Start of Source material

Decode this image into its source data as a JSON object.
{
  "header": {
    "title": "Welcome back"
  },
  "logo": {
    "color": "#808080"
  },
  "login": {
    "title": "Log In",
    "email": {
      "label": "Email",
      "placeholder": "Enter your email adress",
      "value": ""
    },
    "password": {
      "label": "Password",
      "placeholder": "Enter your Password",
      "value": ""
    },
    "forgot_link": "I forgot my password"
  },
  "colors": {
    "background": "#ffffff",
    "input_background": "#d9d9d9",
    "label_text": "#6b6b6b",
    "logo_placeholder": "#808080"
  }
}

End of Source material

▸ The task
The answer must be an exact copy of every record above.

▸ Result
Decode this image into its source data as a JSON object.
{
  "header": {
    "title": "Welcome back"
  },
  "logo": {
    "color": "#808080"
  },
  "login": {
    "title": "Log In",
    "email": {
      "label": "Email",
      "placeholder": "Enter your email adress",
      "value": ""
    },
    "password": {
      "label": "Password",
      "placeholder": "Enter your Password",
      "value": ""
    },
    "forgot_link": "I forgot my password"
  },
  "colors": {
    "background": "#ffffff",
    "input_background": "#d9d9d9",
    "label_text": "#6b6b6b",
    "logo_placeholder": "#808080"
  }
}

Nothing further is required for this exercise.